- file0040.ff9db - Kaiser Knuckles

- file0041.ff9db - Avenger

- file0042.ff9db - Mage Masher

- file0043.ff9db - Dagger

- file0044.ff9db - Gladius

- file0045.ff9db - Mage Staff

- file0046.ff9db - Octagon Rod

- file0047.ff9db - Cypress Pile

- file0048.ff9db - Oak Staff

- file0049.ff9db - Mace of Zeus

- file0050.ff9db - High Mage Staff

- file0051.ff9db - Fork

- file0052.ff9db - Gastro Fork

- file0053.ff9db - Bistro Fork

- file0054.ff9db - Mythril Rod

- file0055.ff9db - Healing Rod

- file0056.ff9db - Stardust Rod

- file0057.ff9db - Lamia's Flute

- file0058.ff9db - Siren's Flute

- file0059.ff9db - Mythril Spear

- file0060.ff9db - Ice Lance

- file0061.ff9db - Poison Knuckles

- file0062.ff9db - Tiger Fangs

- file0063.ff9db - Mythril Claws

- >file0064.ff9db - Mythril Dagger

- file0065.ff9db - Ice Staff

- file0066.ff9db - Flame Staff

- file0067.ff9db - Lightning Staff

- file0068.ff9db - Sliver Fork

- file0069.ff9db - Mythril Fork

- file0070.ff9db - Needle Fork

- file0071.ff9db - Sargatanas

- file0072.ff9db - Angel Bless

- >file0073.ff9db - Rune Tooth

- file0074.ff9db - Exploda

- file0075.ff9db - Ultima Weapon

- file0076.ff9db - The Tower

- file0077.ff9db - Masamune

- file0078.ff9db - The Ogre

- file0079.ff9db - Butterfly Sword

- file0080.ff9db - Orichalcon

- file0081.ff9db - Exalibur II

- file0082.ff9db - Exalibur

- file0083.ff9db - Kain's Lance

- file0084.ff9db - Defender

Addendum 3: Streaming Assets archives list for Hades Workshop (incomplete):
- p0data2 - weapons and battle scenes

- p0data3 - a couple of world map objects

- p0data4 - 3d characters, accessories, monsters and textures

- p0data5 - animations

- p0data6 - music

I made a combined version of this tutorial as a single image again, only this time because the tutorial was so long, I made it into a more condensed version.

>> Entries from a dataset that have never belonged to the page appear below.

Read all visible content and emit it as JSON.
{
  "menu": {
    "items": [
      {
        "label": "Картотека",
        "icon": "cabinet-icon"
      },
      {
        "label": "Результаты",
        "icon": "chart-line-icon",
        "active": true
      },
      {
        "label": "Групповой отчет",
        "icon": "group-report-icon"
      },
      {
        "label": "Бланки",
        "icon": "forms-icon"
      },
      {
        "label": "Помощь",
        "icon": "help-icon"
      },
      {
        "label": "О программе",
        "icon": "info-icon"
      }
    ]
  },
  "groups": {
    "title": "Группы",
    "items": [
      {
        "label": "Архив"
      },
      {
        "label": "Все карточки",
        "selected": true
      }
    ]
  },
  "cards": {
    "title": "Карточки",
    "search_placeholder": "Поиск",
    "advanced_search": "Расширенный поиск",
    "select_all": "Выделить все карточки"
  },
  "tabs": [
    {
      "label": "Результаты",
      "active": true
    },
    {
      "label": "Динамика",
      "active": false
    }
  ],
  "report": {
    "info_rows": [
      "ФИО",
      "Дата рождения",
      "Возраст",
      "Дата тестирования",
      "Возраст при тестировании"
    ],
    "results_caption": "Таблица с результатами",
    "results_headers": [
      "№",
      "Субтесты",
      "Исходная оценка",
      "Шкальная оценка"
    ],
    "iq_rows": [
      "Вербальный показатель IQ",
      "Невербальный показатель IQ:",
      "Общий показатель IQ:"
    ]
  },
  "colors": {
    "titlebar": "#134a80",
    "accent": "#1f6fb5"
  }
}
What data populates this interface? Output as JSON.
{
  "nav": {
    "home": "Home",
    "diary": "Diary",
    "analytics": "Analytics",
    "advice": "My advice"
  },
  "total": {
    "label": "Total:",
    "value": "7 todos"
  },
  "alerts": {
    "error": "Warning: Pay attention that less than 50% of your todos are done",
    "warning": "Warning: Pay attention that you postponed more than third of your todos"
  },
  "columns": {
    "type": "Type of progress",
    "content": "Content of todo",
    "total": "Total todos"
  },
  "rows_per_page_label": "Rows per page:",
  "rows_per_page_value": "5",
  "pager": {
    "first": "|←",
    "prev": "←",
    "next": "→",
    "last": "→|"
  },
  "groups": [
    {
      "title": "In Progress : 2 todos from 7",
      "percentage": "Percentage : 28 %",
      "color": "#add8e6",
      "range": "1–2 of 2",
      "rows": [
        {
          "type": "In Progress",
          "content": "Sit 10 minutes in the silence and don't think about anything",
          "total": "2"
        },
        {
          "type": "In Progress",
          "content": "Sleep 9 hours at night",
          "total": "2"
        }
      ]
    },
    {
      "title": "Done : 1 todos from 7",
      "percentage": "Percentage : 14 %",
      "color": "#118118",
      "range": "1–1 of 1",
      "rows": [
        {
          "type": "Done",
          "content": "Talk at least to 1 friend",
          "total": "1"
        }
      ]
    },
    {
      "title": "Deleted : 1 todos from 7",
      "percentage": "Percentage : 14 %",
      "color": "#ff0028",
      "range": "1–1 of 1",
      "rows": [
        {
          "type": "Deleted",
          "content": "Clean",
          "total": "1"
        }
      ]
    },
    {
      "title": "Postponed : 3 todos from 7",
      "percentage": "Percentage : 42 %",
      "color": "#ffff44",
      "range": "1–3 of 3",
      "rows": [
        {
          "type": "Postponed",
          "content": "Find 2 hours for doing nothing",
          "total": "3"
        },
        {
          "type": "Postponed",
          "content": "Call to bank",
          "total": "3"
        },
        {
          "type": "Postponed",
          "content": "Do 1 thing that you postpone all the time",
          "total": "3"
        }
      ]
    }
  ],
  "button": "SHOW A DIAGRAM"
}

So be sure to refer back to this blogpost for the more detailed explanation!

Related Posts Plugin for WordPress, Blogger...